If you’ve caught a fish, or been around fishermen, you don’t forget that smell. When my dad and I went fishing, mom made us clean our fish and take our clothes off outside so the stench wouldn’t get in the house.
We’d stink too if we swam around in noxious, toxic water all day. Fish stink until they die and get cleaned up. Then they become tasty fish filets or crunchy hush puppies or fish nuggets.
Many Christians and non-church goers think they smell too bad to join a church family. The guy who heads up our decision counseling ministry at our church talks to folks every week who think they stink. He said the most frequent reason (excuse) people give him for not coming to church, or joining, is they need to get cleaned up first.

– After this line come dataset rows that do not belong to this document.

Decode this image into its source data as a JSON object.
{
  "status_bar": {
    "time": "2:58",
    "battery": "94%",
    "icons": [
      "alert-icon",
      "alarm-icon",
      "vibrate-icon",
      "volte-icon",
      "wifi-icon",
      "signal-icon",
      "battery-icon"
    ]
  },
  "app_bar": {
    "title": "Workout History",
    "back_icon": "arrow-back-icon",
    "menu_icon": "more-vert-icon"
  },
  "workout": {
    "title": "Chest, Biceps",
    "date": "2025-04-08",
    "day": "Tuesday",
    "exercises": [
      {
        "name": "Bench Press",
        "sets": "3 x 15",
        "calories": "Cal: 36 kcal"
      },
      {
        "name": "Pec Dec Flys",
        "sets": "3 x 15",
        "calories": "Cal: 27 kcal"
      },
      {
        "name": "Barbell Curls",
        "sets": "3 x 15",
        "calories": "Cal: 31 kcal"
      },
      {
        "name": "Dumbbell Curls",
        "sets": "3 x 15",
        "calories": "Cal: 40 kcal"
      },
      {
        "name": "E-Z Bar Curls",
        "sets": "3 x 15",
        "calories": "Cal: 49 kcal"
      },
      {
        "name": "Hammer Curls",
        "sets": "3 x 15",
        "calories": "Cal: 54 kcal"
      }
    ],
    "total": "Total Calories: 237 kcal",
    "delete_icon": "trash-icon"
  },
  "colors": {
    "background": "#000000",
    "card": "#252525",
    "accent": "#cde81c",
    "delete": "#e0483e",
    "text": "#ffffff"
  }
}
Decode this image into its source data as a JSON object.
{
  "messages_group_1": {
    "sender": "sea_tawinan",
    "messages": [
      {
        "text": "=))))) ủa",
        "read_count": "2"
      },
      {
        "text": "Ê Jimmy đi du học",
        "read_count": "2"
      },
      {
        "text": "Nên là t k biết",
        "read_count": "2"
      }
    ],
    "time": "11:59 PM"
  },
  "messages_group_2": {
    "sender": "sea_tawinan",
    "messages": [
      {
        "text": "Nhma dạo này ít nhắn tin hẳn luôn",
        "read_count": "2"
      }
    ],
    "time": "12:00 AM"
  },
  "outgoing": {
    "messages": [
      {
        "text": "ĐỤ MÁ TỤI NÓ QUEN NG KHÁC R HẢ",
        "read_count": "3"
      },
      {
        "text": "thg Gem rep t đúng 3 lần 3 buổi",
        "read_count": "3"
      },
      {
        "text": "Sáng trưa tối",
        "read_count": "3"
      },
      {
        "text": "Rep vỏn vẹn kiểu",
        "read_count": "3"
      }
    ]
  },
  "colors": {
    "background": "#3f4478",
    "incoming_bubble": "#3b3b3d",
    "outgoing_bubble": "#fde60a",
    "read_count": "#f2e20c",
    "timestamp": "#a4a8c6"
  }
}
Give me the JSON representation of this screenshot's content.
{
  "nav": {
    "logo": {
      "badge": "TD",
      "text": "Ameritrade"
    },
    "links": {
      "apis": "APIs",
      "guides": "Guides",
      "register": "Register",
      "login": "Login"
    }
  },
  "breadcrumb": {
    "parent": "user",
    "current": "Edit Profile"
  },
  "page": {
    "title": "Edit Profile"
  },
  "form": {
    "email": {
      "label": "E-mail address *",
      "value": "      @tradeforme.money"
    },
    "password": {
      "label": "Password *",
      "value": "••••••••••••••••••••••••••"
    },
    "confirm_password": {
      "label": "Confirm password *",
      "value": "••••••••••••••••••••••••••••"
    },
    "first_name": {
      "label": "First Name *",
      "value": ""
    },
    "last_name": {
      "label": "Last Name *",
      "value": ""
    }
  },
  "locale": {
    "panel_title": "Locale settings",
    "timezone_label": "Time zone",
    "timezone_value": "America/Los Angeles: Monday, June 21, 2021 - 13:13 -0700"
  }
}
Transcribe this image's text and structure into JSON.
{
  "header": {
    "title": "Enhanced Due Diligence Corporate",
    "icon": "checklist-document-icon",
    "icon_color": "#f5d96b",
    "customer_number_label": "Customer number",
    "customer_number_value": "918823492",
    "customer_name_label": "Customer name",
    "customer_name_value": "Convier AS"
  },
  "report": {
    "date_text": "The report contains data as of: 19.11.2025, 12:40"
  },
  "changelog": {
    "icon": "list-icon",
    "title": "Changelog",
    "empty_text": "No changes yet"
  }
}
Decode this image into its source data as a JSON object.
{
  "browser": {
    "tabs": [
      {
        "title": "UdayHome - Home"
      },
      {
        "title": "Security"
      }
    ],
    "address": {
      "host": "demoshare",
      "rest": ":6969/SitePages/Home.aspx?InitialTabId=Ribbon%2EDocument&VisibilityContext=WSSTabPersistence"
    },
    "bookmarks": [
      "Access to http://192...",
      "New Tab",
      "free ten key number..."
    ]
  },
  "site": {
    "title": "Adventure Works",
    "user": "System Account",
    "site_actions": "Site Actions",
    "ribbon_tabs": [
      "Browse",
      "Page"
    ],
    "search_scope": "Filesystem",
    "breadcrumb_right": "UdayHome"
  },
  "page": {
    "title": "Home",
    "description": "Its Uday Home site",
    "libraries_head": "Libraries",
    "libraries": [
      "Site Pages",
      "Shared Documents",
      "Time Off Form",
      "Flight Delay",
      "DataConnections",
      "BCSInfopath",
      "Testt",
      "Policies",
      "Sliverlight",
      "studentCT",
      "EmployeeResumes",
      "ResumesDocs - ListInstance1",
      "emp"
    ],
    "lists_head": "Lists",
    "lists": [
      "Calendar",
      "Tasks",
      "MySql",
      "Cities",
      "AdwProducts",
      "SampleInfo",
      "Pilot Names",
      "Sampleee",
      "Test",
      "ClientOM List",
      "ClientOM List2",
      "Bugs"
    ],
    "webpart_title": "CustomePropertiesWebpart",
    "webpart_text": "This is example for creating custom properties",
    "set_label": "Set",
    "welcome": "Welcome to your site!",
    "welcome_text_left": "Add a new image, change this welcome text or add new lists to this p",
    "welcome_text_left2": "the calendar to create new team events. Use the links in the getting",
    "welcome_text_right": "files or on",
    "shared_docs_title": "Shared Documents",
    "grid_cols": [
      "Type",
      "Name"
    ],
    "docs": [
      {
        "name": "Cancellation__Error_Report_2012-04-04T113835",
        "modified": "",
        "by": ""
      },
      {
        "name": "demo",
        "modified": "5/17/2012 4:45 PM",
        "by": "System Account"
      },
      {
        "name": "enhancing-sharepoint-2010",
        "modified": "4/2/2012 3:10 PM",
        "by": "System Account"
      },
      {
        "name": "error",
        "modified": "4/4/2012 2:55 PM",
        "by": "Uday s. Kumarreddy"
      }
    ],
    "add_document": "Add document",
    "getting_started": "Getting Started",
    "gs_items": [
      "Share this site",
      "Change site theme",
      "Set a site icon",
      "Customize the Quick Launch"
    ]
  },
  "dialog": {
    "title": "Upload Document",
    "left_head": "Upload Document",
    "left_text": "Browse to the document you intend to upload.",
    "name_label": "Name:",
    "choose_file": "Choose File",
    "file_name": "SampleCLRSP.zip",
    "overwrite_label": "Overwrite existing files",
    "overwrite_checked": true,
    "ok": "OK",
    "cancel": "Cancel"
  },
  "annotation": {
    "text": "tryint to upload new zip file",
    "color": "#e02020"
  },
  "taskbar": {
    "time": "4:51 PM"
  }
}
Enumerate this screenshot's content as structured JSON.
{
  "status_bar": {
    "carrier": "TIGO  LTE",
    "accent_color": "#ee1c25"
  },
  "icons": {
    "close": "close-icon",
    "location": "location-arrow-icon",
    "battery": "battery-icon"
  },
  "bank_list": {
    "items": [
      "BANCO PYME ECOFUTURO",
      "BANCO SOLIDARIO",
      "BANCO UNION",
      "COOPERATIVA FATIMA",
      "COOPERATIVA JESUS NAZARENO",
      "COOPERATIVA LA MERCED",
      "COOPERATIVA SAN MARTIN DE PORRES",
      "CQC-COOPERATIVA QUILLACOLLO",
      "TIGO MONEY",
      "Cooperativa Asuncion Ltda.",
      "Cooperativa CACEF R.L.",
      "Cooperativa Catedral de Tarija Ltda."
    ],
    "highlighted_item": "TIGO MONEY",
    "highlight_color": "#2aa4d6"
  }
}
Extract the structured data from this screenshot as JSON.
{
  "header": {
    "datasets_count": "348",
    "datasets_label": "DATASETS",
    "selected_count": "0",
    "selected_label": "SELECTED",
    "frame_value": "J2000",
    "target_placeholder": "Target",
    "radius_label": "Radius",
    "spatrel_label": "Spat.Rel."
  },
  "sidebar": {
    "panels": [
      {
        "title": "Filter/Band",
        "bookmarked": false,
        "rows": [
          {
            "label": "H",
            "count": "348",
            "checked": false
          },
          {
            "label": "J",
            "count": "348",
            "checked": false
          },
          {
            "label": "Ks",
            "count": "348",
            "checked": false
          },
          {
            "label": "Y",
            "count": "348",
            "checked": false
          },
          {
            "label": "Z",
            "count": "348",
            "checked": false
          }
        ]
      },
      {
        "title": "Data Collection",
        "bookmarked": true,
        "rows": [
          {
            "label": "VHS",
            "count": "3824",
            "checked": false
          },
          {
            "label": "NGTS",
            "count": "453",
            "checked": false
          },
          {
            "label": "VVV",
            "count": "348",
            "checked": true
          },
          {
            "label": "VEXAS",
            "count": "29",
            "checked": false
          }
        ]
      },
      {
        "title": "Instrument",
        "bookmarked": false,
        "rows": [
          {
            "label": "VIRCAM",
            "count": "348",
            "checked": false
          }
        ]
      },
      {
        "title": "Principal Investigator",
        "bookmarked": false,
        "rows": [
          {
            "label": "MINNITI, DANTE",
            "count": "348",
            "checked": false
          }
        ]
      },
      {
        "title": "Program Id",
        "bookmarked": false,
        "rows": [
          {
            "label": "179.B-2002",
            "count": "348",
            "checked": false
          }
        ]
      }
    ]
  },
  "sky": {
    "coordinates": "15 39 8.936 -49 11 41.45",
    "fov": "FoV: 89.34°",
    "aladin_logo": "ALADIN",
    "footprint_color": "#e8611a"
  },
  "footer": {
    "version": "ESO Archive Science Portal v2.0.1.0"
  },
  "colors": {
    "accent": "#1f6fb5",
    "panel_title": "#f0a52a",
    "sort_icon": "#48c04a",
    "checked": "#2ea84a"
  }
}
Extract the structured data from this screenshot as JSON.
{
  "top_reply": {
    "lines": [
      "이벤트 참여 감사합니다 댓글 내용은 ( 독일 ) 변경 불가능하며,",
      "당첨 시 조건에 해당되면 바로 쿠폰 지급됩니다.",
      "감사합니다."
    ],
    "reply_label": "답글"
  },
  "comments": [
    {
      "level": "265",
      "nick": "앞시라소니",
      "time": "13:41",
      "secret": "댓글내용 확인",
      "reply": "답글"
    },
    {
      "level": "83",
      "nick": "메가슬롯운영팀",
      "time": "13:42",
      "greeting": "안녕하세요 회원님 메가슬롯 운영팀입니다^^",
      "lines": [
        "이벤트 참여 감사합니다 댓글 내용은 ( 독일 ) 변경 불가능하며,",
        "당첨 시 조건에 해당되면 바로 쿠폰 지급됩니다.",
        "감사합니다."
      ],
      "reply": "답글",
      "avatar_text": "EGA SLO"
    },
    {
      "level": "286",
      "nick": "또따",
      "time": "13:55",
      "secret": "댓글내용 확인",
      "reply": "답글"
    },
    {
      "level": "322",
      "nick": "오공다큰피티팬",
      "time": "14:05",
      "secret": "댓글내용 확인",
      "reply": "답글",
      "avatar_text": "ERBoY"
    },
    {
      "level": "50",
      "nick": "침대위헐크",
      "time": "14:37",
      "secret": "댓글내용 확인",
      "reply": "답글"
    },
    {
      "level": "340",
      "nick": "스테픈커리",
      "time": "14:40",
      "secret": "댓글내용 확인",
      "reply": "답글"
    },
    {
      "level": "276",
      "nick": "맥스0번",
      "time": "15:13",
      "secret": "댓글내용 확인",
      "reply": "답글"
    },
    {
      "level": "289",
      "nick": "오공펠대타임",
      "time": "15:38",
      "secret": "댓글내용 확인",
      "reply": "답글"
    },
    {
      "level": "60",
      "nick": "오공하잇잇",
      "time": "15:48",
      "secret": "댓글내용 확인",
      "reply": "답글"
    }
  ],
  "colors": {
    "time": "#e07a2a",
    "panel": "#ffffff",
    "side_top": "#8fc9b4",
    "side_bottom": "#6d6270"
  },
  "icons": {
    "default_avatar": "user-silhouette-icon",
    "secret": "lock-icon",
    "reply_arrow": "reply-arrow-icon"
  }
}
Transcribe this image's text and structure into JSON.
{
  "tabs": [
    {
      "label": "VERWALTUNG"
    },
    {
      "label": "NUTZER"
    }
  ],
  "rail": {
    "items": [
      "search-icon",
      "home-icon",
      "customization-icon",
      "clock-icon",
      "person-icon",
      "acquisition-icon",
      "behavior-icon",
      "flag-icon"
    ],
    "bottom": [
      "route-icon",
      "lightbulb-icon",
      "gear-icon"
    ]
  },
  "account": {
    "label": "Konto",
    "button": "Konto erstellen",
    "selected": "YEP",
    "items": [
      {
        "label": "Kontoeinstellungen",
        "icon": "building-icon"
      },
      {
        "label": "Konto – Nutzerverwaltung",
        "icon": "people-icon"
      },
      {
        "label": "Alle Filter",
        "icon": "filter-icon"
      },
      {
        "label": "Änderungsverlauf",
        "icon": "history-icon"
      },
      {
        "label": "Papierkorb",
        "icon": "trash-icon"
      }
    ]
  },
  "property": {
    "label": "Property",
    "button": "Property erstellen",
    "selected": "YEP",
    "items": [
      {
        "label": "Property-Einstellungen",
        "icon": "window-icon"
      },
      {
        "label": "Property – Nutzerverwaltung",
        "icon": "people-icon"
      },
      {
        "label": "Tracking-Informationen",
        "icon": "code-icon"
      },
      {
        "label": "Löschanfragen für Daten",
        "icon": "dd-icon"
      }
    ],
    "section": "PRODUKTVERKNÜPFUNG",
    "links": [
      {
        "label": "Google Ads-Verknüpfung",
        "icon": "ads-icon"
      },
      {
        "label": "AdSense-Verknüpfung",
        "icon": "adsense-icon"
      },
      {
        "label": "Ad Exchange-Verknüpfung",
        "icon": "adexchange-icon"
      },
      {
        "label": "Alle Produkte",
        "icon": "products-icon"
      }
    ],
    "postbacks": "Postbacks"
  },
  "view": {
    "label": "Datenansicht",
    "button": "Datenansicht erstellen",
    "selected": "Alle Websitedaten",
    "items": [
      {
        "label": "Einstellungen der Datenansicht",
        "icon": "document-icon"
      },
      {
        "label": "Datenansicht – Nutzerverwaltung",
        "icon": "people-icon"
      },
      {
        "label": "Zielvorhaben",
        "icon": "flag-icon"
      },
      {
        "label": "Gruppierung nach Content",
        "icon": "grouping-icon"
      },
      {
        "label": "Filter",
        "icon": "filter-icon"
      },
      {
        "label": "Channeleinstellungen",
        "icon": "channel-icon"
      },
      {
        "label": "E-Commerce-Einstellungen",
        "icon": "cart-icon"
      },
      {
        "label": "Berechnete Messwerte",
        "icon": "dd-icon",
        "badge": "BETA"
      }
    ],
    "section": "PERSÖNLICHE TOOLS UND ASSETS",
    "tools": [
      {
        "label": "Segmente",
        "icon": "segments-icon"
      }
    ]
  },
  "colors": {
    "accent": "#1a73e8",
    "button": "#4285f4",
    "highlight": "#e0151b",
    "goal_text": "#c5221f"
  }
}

They say they have some sins or bad habits they want to get rid of before they make any commitments to church. That is diametrically opposed of what the Bible teaches about sanctification. If those reluctant souls looked around and smelled some other folks, they’d discover that some others smelled worse than they smelled. That’s why we go to church–to allow Jesus and the Holy Spirit to clean us up.
It’s also opposite of how fishermen teach others how to fish. They teach students to catch the fish first, then clean them. It’s hard to clean fish when they’re swimming around in the water.
Lots of smelly fish in our pews each Sunday swim around thinking they’re unworthy to receive God’s love. And they probably feel they’re not good enough for God to catch them, let alone clean them. That’s because they don’t understand sanctification or their true identity in Christ.
God is willing and eager to clean us up. When Christ and the Holy Spirit come to live in us, cleaning us up becomes their job. It’s called sanctification. Sanctification is the work of the Holy Spirit in us to transform our minds, hearts and spirits and conform us to the image of His son, Jesus. To help us act, think and feel more like Christ. To help us learn to love each other, pray, forgive each other, and treat each other kindly. Compared to fishing, sanctification is like scraping away the scales, cutting away the tail and the head, gutting it, and de-boning it, cutting away the useless stuff. What’s left are tender, tasty and clean fish filets that satisfy our appetites.
Those smelly-fish church goers who don’t know their true identity in Christ don’t feel accepted by God. They feel unworthy. They think they have to work to earn God’s approval. If they do something bad they think God will punish them or make them suffer for their sins. In Ephesians 6:10 Paul says believers are, “God’s workmanship (masterpieces) created in Christ Jesus to do good works…” 2 Corinthians 5:17 says, “therefore, if anyone is in Christ (which all believers are) he is a new creature: old things are passed away; behold, all things are become new.”
That doesn’t sound fishy to me at all. Are you going to believe what you think or feel, or are you going to believe what God says about you?